While it may be the opinion of some that particular bond proposals are not ideal, it must be recognized that whether local bonds pass or not, the demands and growing student populations that are often the driving factors for bond proposals continue to exist. Until school finance as a whole is properly addressed at the state level, there will continue to be added pressure on local school districts to raise revenue through local tax rate and bond elections.

ATPE Lobbyist Josh Sanderson contributed to this article.

Reminder: One day left for early voting in this weekend’s school elections

Saturday, May 10, is election day for many school board races and school bond proposals. Your last chance to vote early in that election is Tuesday, May 6. (NOTE: The early voting period for the May 27 primary runoff elections is still two weeks away. Both elections this month are vital!)

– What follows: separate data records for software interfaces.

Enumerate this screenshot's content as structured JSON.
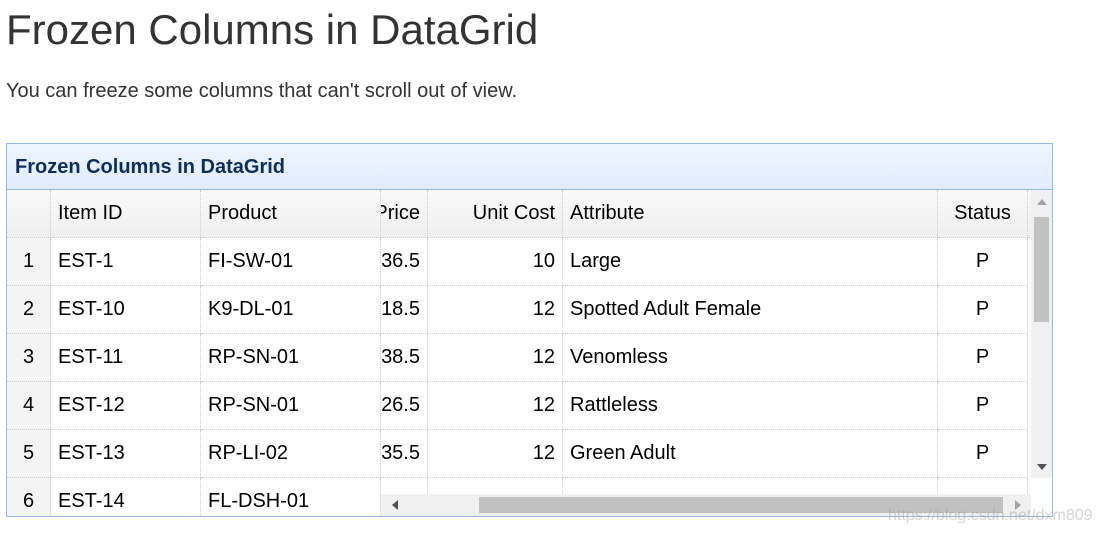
{
  "page": {
    "title": "Frozen Columns in DataGrid",
    "description": "You can freeze some columns that can't scroll out of view."
  },
  "grid": {
    "title": "Frozen Columns in DataGrid",
    "frozen_columns": [
      "Item ID",
      "Product"
    ],
    "scroll_columns": [
      "Price",
      "Unit Cost",
      "Attribute",
      "Status"
    ],
    "rows": [
      {
        "num": "1",
        "item_id": "EST-1",
        "product": "FI-SW-01",
        "price": "36.5",
        "unit_cost": "10",
        "attribute": "Large",
        "status": "P"
      },
      {
        "num": "2",
        "item_id": "EST-10",
        "product": "K9-DL-01",
        "price": "18.5",
        "unit_cost": "12",
        "attribute": "Spotted Adult Female",
        "status": "P"
      },
      {
        "num": "3",
        "item_id": "EST-11",
        "product": "RP-SN-01",
        "price": "38.5",
        "unit_cost": "12",
        "attribute": "Venomless",
        "status": "P"
      },
      {
        "num": "4",
        "item_id": "EST-12",
        "product": "RP-SN-01",
        "price": "26.5",
        "unit_cost": "12",
        "attribute": "Rattleless",
        "status": "P"
      },
      {
        "num": "5",
        "item_id": "EST-13",
        "product": "RP-LI-02",
        "price": "35.5",
        "unit_cost": "12",
        "attribute": "Green Adult",
        "status": "P"
      },
      {
        "num": "6",
        "item_id": "EST-14",
        "product": "FL-DSH-01",
        "price": "",
        "unit_cost": "",
        "attribute": "",
        "status": ""
      }
    ]
  },
  "watermark": "https://blog.csdn.net/dxm809",
  "colors": {
    "header_text": "#0e2d5f",
    "panel_border": "#95b8e7",
    "header_bg": "#e0ecff"
  },
  "icons": {
    "scroll_up": "triangle-up-icon",
    "scroll_down": "triangle-down-icon",
    "scroll_left": "triangle-left-icon",
    "scroll_right": "triangle-right-icon"
  }
}
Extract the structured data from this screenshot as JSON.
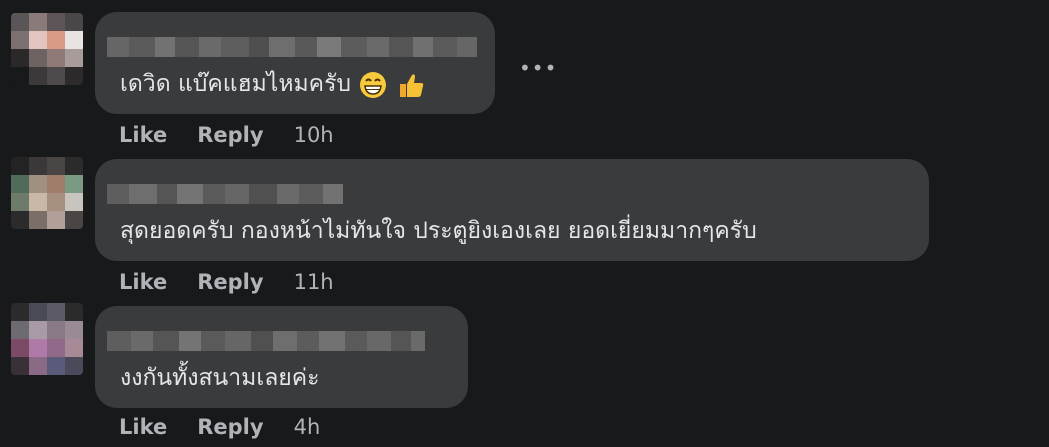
{
  "comments": [
    {
      "text": "เดวิด แบ๊คแฮมไหมครับ",
      "emoji": [
        "grinning-face-emoji",
        "thumbs-up-emoji"
      ],
      "like_label": "Like",
      "reply_label": "Reply",
      "time": "10h"
    },
    {
      "text": "สุดยอดครับ กองหน้าไม่ทันใจ ประตูยิงเองเลย ยอดเยี่ยมมากๆครับ",
      "like_label": "Like",
      "reply_label": "Reply",
      "time": "11h"
    },
    {
      "text": "งงกันทั้งสนามเลยค่ะ",
      "like_label": "Like",
      "reply_label": "Reply",
      "time": "4h"
    }
  ],
  "more_options": "•••",
  "colors": {
    "background": "#18191a",
    "bubble": "#3a3b3c",
    "text": "#e4e6eb",
    "secondary": "#b0b3b8"
  }
}
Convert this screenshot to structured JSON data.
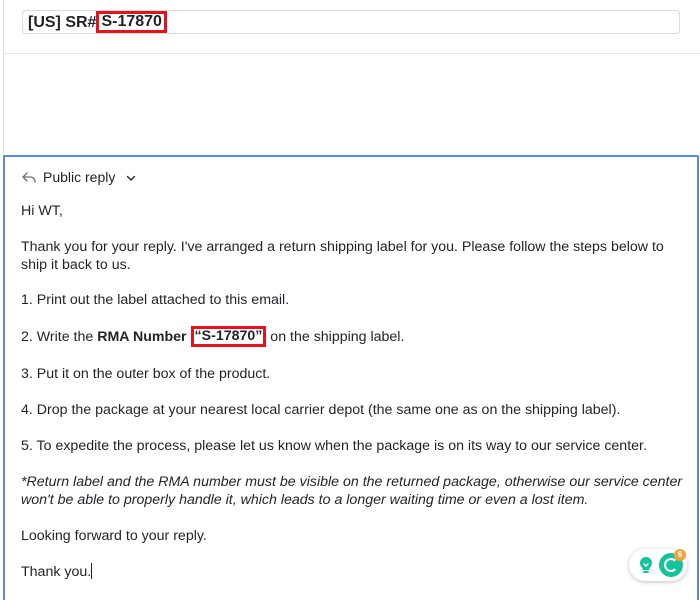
{
  "ticket": {
    "subject_prefix": "[US] SR#",
    "subject_number": "S-17870"
  },
  "composer": {
    "reply_type": "Public reply",
    "greeting": "Hi WT,",
    "intro": "Thank you for your reply. I've arranged a return shipping label for you. Please follow the steps below to ship it back to us.",
    "step1": "1. Print out the label attached to this email.",
    "step2_before": "2. Write the ",
    "step2_bold": "RMA Number",
    "step2_rma": "“S-17870”",
    "step2_after": " on the shipping label.",
    "step3": "3. Put it on the outer box of the product.",
    "step4": "4. Drop the package at your nearest local carrier depot (the same one as on the shipping label).",
    "step5": "5. To expedite the process, please let us know when the package is on its way to our service center.",
    "note": "*Return label and the RMA number must be visible on the returned package, otherwise our service center won't be able to properly handle it, which leads to a longer waiting time or even a lost item.",
    "closing": "Looking forward to your reply.",
    "signoff": "Thank you."
  },
  "assistant": {
    "badge_count": "6",
    "bulb_icon": "lightbulb-icon",
    "grammar_icon": "grammar-assistant-icon",
    "accent": "#15c39a"
  },
  "colors": {
    "highlight": "#e3121d",
    "focus_border": "#5b8bd6"
  }
}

Please research the school board candidates and ballot propositions in your area by checking your local media. In many places around the state, the candidates vying for school board seats are educators and even ATPE members. There are also many bond proposals being considered. Your choices at the polls will have a direct local impact on compensation and employment matters for school district staff, graduation and curriculum requirements for students, school district budgets and property tax rates.

Saturday is also the special election in Senate District 4 to fill the seat of former Sen. Tommy Williams (R–The Woodlands), who resigned last fall. Four candidates are on the ballot there: Rep. Brandon Creighton (R), former Sen. Michael Galloway (R), Richard “Gordy” Bunch (R) and Rep. Steve Toth (R). If you live in that part of the state, be sure to check out their candidate profiles on Teach the Vote to learn more about their views on public education and past voting records.

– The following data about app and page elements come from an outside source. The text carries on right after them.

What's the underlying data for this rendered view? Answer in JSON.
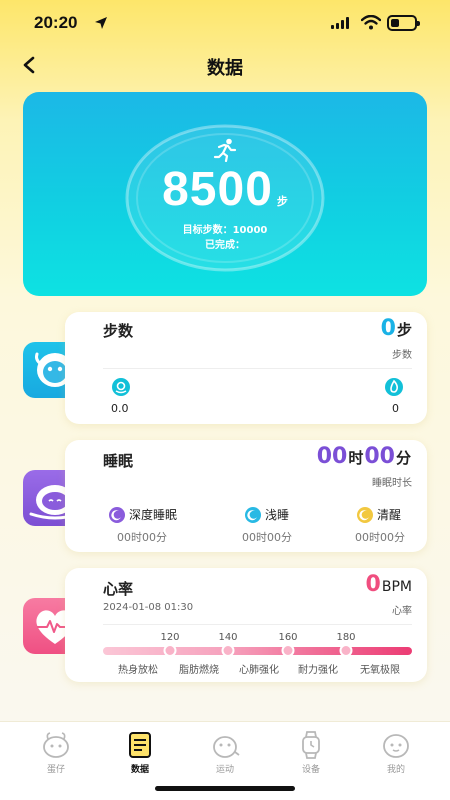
{
  "status_bar": {
    "time": "20:20"
  },
  "header": {
    "title": "数据"
  },
  "hero": {
    "steps": "8500",
    "unit": "步",
    "goal_text": "目标步数：10000",
    "done_text": "已完成："
  },
  "steps_card": {
    "title": "步数",
    "value": "0",
    "unit": "步",
    "sub_label": "步数",
    "distance_value": "0.0",
    "calorie_value": "0"
  },
  "sleep_card": {
    "title": "睡眠",
    "hours": "00",
    "hours_unit": "时",
    "minutes": "00",
    "minutes_unit": "分",
    "sub_label": "睡眠时长",
    "items": [
      {
        "label": "深度睡眠",
        "value": "00时00分",
        "color": "#8a5cdc"
      },
      {
        "label": "浅睡",
        "value": "00时00分",
        "color": "#28b9e4"
      },
      {
        "label": "清醒",
        "value": "00时00分",
        "color": "#f2c840"
      }
    ]
  },
  "heart_card": {
    "title": "心率",
    "value": "0",
    "unit": "BPM",
    "date": "2024-01-08 01:30",
    "sub_label": "心率",
    "ticks": [
      "120",
      "140",
      "160",
      "180"
    ],
    "zones": [
      "热身放松",
      "脂肪燃烧",
      "心肺强化",
      "耐力强化",
      "无氧极限"
    ]
  },
  "tabs": [
    {
      "label": "蛋仔",
      "icon": "egg-pet-icon",
      "active": false
    },
    {
      "label": "数据",
      "icon": "data-report-icon",
      "active": true
    },
    {
      "label": "运动",
      "icon": "sport-icon",
      "active": false
    },
    {
      "label": "设备",
      "icon": "watch-icon",
      "active": false
    },
    {
      "label": "我的",
      "icon": "profile-icon",
      "active": false
    }
  ],
  "colors": {
    "accent_steps": "#1ab2e6",
    "accent_sleep": "#7b4fd6",
    "accent_heart": "#f04e7f",
    "background_top": "#fde66a"
  }
}
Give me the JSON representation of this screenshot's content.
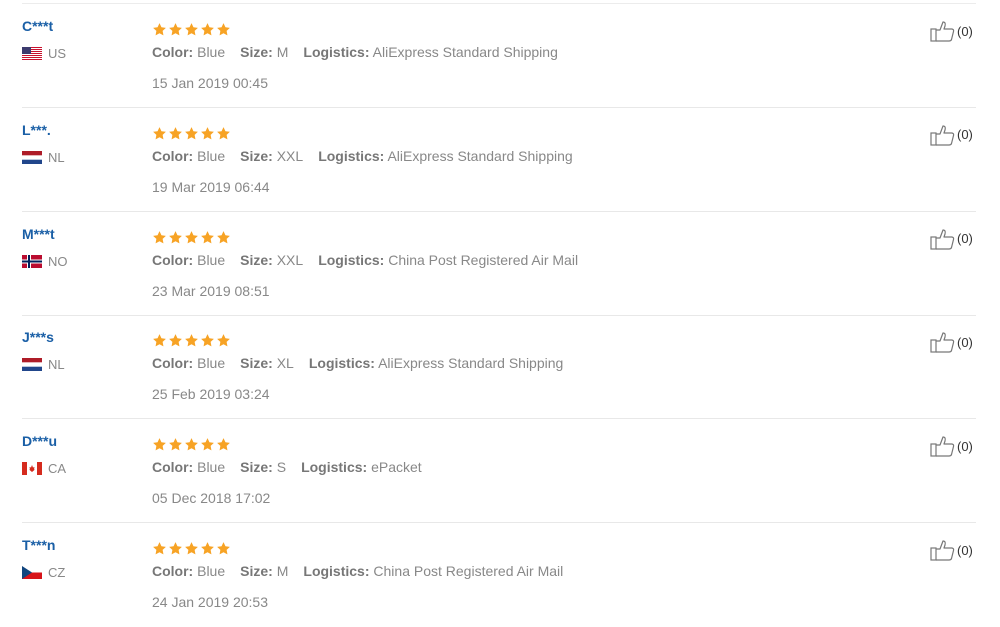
{
  "colors": {
    "username": "#1a5fa6",
    "star": "#f7a325",
    "text": "#888888"
  },
  "labels": {
    "color": "Color:",
    "size": "Size:",
    "logistics": "Logistics:"
  },
  "reviews": [
    {
      "user": "C***t",
      "country": "US",
      "flag": "us",
      "rating": 5,
      "color": "Blue",
      "size": "M",
      "logistics": "AliExpress Standard Shipping",
      "date": "15 Jan 2019 00:45",
      "helpful": "(0)"
    },
    {
      "user": "L***.",
      "country": "NL",
      "flag": "nl",
      "rating": 5,
      "color": "Blue",
      "size": "XXL",
      "logistics": "AliExpress Standard Shipping",
      "date": "19 Mar 2019 06:44",
      "helpful": "(0)"
    },
    {
      "user": "M***t",
      "country": "NO",
      "flag": "no",
      "rating": 5,
      "color": "Blue",
      "size": "XXL",
      "logistics": "China Post Registered Air Mail",
      "date": "23 Mar 2019 08:51",
      "helpful": "(0)"
    },
    {
      "user": "J***s",
      "country": "NL",
      "flag": "nl",
      "rating": 5,
      "color": "Blue",
      "size": "XL",
      "logistics": "AliExpress Standard Shipping",
      "date": "25 Feb 2019 03:24",
      "helpful": "(0)"
    },
    {
      "user": "D***u",
      "country": "CA",
      "flag": "ca",
      "rating": 5,
      "color": "Blue",
      "size": "S",
      "logistics": "ePacket",
      "date": "05 Dec 2018 17:02",
      "helpful": "(0)"
    },
    {
      "user": "T***n",
      "country": "CZ",
      "flag": "cz",
      "rating": 5,
      "color": "Blue",
      "size": "M",
      "logistics": "China Post Registered Air Mail",
      "date": "24 Jan 2019 20:53",
      "helpful": "(0)"
    }
  ]
}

The May 10 elections are critical for public education. Cast your early vote tomorrow at an early voting location in your county, or vote Saturday in your assigned precinct. Find more voting details and links at VoteTexas.gov. We also remind all educators to vote again two weeks from now in the state primary runoff elections. During the month of May, our motto is “Vote early, vote often and vote your profession!”

The other May election: May 10

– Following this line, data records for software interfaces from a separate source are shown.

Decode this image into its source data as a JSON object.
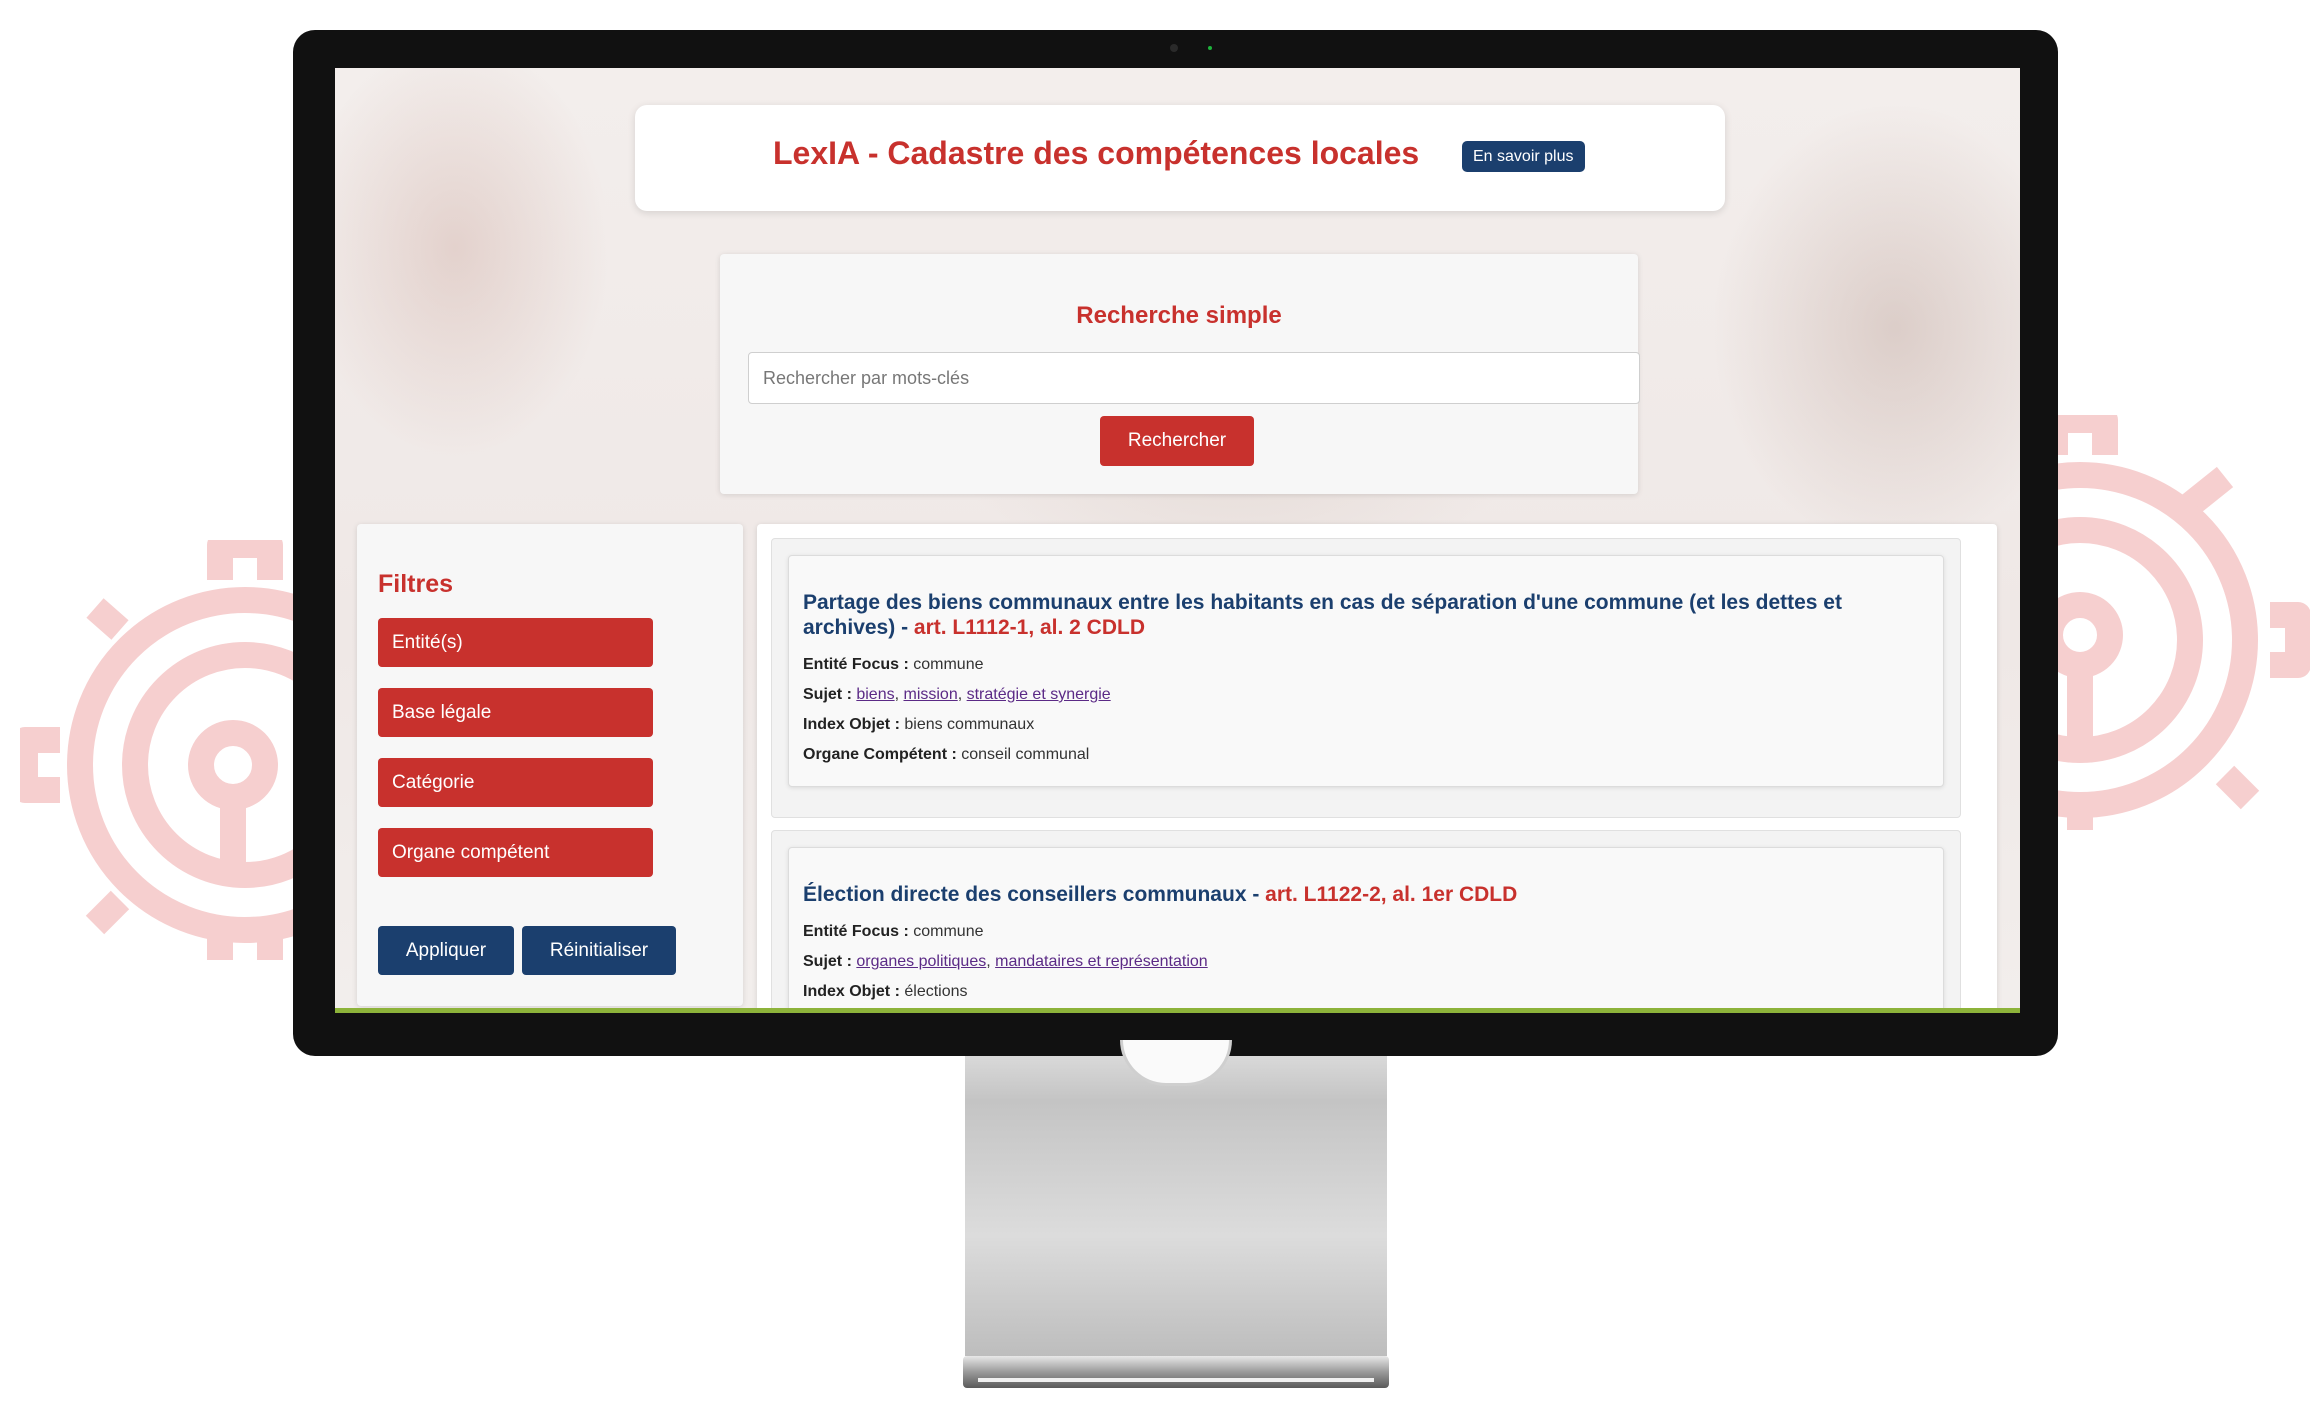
{
  "app": {
    "title": "LexIA - Cadastre des compétences locales",
    "learn_more": "En savoir plus"
  },
  "search": {
    "title": "Recherche simple",
    "placeholder": "Rechercher par mots-clés",
    "button": "Rechercher"
  },
  "filters": {
    "title": "Filtres",
    "items": [
      "Entité(s)",
      "Base légale",
      "Catégorie",
      "Organe compétent"
    ],
    "apply": "Appliquer",
    "reset": "Réinitialiser"
  },
  "labels": {
    "entity": "Entité Focus :",
    "subject": "Sujet :",
    "index": "Index Objet :",
    "organ": "Organe Compétent :"
  },
  "results": [
    {
      "title": "Partage des biens communaux entre les habitants en cas de séparation d'une commune (et les dettes et archives)",
      "separator": " - ",
      "article": "art. L1112-1, al. 2 CDLD",
      "entity": "commune",
      "subjects": [
        "biens",
        "mission",
        "stratégie et synergie"
      ],
      "index": "biens communaux",
      "organ": "conseil communal"
    },
    {
      "title": "Élection directe des conseillers communaux",
      "separator": " - ",
      "article": "art. L1122-2, al. 1er CDLD",
      "entity": "commune",
      "subjects": [
        "organes politiques",
        "mandataires et représentation"
      ],
      "index": "élections"
    }
  ],
  "colors": {
    "brand_red": "#c8312d",
    "navy": "#1b3f6e",
    "link": "#5b2a86",
    "deco_pink": "#f6cfcf",
    "accent_green": "#8db33a"
  },
  "icons": {
    "decor_left": "lightbulb-gear-icon",
    "decor_right": "lightbulb-gear-icon"
  }
}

By now you have hopefully heard about the May 27 runoff election, but that’s not the only election coming up next month. May has also traditionally been the month for school elections, particularly those of school board members and for school bonds. Over the years, many districts have moved these elections to November, but for those that haven’t, two weeks from tomorrow—May 10—will be election day.

Early voting for the May 10 election started today. We encourage you to get to know something about the candidates and ballot propositions in your area and cast a vote for public education when you head to the polls.

Also on May 10 is the special election to fill the vacancy left by the resignation of Sen. Tommy Williams (R–The Woodlands) in Senate District 4. Please visit Teachthevote.org to view the profiles of the four candidates vying to replace Sen. Williams, including the voting records of the two candidates currently serving in the Texas House.

TEA and SBOE member Pat Hardy tout performance of state school fund

In a press release issued today, the Texas Education Agency (TEA) announced that the state’s Permanent School Fund (PSF) achieved record investment performance last year.

The fund was created by the legislature more than 150 years ago to help fund Texas public schools and is administered by the State Board of Education (SBOE). Revenue, such as oil and gas royalties derived from public lands managed by the Texas General Land Office, is deposited into the PSF. Major functions of the PSF include paying for textbooks and providing highly rated guarantees for school bonds, which save money for school districts.

With a year-end value of more than $29 billion, the PSF yielded “the highest return of any major state of Texas investment fund for the fiscal year,” according to TEA officials.

SBOE District 11 member Patricia “Pat” Hardy is chairwoman of the the SBOE Committee on School Finance/Permanent School Fund. She attributed the PSF’s recent success to the “careful and prudent investment of the fund’s increasingly diverse portfolio.”